Common Terminology for Music Producers
Below I try to cover some of the common words most commonly found in today’s music making software. I did not go into many details because there are many words in this filed. If you want to add anything to this list you can do it at Comments section below of this post.
Depending on the platform this may be referred to as an “audio file” or a “sound bite.” Audio files can be in various formats such as .wav .ogg .mp3 .aiff .raw .wma and many more.
This word represent the abbreviation for Digital Audio Workstation. Examples of DAWs: FL Studio, Ableton, Logic Pro, Bitwig Studio, Sonar X, Cubase, Reason, GarageBand and more.
dB is a physical scale for volume. Use volume controls to set value of the decibel (dB) for your tracks. For example a change in power by a factor of 5 is a 5 dB change in level.
Deactivate or Disable
The function of turning a track or plug-in (if applicable to your DAW) “off”, so it does not use any CPU or DSP resources. This will help you to save some CPU resources.
An automatic adjustment by DAW software for the delay or latency caused by routing, bussing or plug-in processing of a track (if applicable to your DAW). Depending on the platform this may be referred to as “delay compensation” or “latency compensation.”
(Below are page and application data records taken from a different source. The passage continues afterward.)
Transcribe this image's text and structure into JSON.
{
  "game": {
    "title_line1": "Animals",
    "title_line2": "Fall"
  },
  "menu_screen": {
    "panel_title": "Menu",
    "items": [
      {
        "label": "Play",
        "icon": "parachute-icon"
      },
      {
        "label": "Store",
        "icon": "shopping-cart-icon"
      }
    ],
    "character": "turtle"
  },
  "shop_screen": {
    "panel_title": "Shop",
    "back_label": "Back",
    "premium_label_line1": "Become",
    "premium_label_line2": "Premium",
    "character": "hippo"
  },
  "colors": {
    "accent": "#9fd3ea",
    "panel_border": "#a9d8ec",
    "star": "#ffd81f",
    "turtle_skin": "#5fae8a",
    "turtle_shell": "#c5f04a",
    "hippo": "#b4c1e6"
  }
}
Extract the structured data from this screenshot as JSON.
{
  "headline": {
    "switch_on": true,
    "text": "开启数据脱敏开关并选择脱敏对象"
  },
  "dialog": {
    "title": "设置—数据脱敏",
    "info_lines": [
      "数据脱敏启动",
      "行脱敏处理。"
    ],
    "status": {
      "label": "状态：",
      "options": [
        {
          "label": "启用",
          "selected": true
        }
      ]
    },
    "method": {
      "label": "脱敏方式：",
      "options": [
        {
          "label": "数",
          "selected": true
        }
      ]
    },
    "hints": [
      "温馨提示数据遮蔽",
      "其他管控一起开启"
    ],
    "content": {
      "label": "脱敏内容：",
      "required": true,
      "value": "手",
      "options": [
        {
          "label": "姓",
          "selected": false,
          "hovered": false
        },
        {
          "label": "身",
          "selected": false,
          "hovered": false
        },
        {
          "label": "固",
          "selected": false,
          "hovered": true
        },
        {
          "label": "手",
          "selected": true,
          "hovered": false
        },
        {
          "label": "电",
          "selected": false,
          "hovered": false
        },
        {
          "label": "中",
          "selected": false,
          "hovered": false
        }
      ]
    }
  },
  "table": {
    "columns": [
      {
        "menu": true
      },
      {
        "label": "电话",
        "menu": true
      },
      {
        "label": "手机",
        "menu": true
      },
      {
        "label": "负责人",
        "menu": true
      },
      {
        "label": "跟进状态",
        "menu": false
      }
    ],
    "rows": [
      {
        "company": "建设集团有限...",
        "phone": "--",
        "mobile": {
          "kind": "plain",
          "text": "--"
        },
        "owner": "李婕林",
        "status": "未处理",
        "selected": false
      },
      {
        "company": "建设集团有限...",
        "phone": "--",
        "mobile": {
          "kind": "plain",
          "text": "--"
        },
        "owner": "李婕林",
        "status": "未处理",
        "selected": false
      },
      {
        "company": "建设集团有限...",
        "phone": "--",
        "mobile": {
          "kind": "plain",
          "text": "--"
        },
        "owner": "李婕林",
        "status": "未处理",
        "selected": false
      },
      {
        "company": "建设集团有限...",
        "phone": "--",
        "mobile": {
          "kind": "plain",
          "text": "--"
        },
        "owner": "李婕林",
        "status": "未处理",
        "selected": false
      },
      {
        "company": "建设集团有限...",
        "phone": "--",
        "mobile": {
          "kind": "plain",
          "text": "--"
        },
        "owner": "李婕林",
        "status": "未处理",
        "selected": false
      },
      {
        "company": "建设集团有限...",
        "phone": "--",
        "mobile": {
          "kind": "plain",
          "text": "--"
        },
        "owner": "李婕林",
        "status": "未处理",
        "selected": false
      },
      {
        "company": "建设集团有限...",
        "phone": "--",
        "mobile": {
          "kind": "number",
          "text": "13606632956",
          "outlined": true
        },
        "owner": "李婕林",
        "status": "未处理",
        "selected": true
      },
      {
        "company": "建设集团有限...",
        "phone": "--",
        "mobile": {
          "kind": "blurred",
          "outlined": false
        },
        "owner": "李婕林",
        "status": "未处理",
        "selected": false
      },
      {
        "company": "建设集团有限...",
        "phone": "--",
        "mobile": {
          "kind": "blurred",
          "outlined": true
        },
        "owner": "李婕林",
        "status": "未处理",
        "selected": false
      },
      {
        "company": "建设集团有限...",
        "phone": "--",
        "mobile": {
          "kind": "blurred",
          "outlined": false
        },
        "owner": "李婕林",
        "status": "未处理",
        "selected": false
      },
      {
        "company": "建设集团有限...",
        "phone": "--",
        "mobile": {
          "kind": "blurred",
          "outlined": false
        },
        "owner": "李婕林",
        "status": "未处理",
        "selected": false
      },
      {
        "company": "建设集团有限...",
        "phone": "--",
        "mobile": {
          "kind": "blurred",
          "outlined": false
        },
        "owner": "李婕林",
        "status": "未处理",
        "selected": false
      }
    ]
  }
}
A sequence of segments (see below) arranged on an audio or MIDI track that allow the user to create alternate versions with different edits or takes of a performance. Depending on the platform this may be referred to as a “play order list”, “take” or “playlist.” For example in FL Studio you will find the “Piano Roll” where you can edit notes, tempos, pitch, import or export MIDI files, but also the Event Editor.
Import function will allow you to add new sounds and files into your projects. Export will help you to save your project as an audio file.
Many of music making software includes a Mixer module where you will find all tracks from your multi-session project and also the Master Track. Individual tracks will allow you to add specific effect to specific sound tracks and the Master Track will affect the entire mix.
We use this term to refer to the document or file that is essentially the map of all elements associated with the current song. Depending on the platform, it may also be named as “session file”, “project file”, “project document” or “song file”.
To take multiple segments (see below) on a single track (e.g. vocal comp or edited guitar part) and convert them into a single contiguous file. No processing is added to the file when it is rendered. Depending on the platform this operation may be referred to as “bounce”, “merge soundbite”, “glue”, or “consolidate.”
A block of data, often used for editing purposes, that is either a portion of an audio or MIDI file, or the entire audio or MIDI file. Depending on the platform this may be referred to as a “region”, “event”, “clip”, or “sound bite.”
A marker that denotes a point in the project/session’s timeline; most often used in music production to illustrate the different sections of a song (e.g. Verse 1, Chorus 2, Bridge, etc.). Depending on the platform this may be referred to as a “marker” or “memory location marker.” Some of the DAWs allow you to can add markers, name them, and attach comments and colors to them.
VST comes from the abbreviation of Virtual Studio Technology and represent a software interface that integrates a virtual audio synthesizer and effects modules. In this days VST plugins are very complex and are supported by majority of DAWs. Many of VST Synthesizer get notes as a digital information via MIDI. There are three types of VST Plugins: VST Instruments, VST Effects, VST MIDI effects. Latest technology in this field is VST 3.5 came out in 2011. This supports performance flexibility and a more natural playing feel. Similar with VST plugins are Audio Units (AU) for MAC users.